§ EXERCISE INPUT:

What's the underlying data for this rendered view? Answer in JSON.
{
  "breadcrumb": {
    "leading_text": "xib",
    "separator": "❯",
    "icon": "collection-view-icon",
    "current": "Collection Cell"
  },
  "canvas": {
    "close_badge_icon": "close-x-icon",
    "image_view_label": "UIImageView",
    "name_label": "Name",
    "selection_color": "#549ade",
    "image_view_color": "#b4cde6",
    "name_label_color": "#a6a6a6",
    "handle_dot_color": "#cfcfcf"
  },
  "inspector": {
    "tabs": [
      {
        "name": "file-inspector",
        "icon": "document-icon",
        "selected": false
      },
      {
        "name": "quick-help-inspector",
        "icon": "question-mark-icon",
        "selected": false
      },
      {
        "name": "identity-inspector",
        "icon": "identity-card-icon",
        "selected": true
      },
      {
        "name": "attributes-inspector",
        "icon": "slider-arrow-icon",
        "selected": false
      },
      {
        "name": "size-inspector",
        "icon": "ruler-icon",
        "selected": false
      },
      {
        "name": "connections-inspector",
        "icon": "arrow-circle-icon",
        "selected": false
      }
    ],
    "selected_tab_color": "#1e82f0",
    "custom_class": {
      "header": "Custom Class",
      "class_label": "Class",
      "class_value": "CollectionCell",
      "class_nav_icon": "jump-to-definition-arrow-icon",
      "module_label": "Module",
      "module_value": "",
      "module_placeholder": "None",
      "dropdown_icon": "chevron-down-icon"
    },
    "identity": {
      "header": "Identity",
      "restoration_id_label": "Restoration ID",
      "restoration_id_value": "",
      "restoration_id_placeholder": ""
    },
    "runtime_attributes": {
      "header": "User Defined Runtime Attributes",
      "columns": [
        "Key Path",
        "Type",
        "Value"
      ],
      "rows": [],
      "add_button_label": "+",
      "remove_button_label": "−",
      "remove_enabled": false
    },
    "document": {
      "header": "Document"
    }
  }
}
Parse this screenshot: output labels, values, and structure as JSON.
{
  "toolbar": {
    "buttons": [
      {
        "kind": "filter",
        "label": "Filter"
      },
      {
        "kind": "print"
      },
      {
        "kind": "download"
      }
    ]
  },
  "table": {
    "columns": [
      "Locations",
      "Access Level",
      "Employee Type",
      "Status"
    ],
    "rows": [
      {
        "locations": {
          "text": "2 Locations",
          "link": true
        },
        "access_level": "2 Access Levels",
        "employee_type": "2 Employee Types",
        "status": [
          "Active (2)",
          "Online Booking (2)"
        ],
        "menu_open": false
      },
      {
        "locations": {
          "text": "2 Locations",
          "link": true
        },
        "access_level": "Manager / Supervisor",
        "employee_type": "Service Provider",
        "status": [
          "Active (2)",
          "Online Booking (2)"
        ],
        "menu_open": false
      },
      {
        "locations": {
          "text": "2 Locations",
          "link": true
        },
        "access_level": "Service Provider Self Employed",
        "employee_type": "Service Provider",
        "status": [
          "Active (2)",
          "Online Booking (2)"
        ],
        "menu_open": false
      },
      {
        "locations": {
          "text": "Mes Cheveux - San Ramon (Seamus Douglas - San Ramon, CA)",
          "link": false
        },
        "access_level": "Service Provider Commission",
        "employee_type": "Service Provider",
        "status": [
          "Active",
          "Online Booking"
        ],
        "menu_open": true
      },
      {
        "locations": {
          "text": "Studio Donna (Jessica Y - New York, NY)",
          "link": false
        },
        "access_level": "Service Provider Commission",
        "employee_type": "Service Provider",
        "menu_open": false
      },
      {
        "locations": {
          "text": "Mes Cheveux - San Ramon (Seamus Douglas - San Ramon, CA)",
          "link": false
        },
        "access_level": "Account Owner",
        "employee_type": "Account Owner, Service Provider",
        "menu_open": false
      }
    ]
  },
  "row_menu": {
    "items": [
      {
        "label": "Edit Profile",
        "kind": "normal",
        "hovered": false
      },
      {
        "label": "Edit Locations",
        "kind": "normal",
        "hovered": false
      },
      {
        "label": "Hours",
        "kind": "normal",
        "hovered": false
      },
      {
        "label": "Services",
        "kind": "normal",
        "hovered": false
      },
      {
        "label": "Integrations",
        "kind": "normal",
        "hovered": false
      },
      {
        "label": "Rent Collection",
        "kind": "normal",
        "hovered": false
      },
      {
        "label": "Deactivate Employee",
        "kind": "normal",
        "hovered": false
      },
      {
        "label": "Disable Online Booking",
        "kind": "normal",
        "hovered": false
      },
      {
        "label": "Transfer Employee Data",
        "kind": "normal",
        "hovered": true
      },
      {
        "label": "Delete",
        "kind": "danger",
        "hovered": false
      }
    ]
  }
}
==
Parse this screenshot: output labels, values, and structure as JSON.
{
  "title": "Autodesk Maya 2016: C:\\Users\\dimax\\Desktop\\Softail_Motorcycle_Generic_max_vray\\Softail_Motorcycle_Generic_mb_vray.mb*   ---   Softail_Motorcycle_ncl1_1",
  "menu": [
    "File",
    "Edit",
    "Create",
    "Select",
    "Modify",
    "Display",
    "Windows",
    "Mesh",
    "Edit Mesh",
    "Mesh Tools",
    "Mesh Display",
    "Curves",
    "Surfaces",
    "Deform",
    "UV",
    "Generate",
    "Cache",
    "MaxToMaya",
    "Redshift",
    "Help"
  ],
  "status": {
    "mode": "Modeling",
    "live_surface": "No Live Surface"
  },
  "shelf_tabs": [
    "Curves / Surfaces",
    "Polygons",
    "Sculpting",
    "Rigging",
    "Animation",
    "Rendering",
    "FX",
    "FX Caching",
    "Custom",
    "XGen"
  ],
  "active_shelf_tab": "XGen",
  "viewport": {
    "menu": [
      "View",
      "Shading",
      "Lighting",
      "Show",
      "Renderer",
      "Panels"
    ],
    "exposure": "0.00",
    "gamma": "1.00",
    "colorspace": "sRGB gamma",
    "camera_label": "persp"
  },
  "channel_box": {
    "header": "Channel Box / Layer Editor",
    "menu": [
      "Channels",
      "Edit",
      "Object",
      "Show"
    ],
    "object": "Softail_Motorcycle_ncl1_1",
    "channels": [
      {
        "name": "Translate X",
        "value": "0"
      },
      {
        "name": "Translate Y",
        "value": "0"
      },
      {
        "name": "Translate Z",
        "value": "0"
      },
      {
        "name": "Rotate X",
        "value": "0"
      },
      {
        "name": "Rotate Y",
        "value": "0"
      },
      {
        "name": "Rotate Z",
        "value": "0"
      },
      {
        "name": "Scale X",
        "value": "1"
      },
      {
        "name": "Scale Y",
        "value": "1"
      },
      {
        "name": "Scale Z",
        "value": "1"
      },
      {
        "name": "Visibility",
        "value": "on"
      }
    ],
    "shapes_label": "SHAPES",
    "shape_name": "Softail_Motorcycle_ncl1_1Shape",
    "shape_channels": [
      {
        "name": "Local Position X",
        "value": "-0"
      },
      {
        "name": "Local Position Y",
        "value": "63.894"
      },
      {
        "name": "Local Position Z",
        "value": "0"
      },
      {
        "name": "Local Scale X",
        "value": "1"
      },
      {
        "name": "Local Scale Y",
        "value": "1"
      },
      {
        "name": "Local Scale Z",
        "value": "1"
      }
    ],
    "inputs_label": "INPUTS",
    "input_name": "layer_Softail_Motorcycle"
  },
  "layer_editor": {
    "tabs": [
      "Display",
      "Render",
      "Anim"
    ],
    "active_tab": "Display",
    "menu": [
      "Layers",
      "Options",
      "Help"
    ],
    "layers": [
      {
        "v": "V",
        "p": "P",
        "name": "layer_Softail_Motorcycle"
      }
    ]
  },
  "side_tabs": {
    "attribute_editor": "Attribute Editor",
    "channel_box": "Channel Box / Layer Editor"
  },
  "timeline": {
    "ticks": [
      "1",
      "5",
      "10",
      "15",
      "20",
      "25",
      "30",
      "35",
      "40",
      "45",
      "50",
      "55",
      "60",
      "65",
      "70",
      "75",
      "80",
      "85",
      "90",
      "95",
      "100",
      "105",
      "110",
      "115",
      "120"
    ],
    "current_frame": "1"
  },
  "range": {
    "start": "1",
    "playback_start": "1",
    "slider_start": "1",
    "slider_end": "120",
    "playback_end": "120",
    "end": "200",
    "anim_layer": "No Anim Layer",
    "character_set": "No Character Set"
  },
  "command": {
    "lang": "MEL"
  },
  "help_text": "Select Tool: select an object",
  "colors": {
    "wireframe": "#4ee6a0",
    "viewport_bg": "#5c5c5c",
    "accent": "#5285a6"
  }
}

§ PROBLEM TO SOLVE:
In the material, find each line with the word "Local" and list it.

§ TASK RESPONSE:
        "name": "Local Position X",
        "name": "Local Position Y",
        "name": "Local Position Z",
        "name": "Local Scale X",
        "name": "Local Scale Y",
        "name": "Local Scale Z",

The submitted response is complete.